Among the lines below, return each one that contains the word "description".
● ● ● ●
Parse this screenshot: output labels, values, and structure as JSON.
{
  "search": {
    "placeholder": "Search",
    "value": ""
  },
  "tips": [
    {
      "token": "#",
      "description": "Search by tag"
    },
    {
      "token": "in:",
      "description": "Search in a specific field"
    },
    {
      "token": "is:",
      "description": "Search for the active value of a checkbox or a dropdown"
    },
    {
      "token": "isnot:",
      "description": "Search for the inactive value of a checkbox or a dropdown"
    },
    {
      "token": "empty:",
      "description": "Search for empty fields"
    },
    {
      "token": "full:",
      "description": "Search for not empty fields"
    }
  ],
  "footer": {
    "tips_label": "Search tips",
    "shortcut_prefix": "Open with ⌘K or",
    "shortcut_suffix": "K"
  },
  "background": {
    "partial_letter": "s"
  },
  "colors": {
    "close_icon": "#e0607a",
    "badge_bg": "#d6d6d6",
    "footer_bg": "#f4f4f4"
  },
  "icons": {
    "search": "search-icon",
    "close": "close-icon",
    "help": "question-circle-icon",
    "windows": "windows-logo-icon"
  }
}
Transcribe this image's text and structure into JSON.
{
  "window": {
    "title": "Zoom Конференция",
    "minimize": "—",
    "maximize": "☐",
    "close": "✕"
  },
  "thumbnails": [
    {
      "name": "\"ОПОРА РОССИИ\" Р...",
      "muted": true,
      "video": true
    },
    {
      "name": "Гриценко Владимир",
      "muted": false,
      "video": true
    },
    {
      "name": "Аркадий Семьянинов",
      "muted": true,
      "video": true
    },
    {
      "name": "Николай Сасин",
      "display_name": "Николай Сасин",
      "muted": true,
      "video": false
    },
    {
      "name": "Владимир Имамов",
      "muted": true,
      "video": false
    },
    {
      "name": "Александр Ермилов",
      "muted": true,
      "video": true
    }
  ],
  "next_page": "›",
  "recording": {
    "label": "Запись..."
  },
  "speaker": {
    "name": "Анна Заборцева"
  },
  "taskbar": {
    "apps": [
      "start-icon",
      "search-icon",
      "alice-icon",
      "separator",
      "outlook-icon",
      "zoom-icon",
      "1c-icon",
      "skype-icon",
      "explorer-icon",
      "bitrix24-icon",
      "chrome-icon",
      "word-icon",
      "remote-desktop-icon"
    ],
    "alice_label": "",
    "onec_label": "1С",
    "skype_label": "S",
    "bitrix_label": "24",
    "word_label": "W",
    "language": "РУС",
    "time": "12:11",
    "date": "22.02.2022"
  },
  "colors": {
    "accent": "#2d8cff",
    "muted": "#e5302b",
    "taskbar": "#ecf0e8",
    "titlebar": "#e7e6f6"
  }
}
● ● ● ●
RESPONSE TO THE TASK.
      "description": "Search by tag"
      "description": "Search in a specific field"
      "description": "Search for the active value of a checkbox or a dropdown"
      "description": "Search for the inactive value of a checkbox or a dropdown"
      "description": "Search for empty fields"
      "description": "Search for not empty fields"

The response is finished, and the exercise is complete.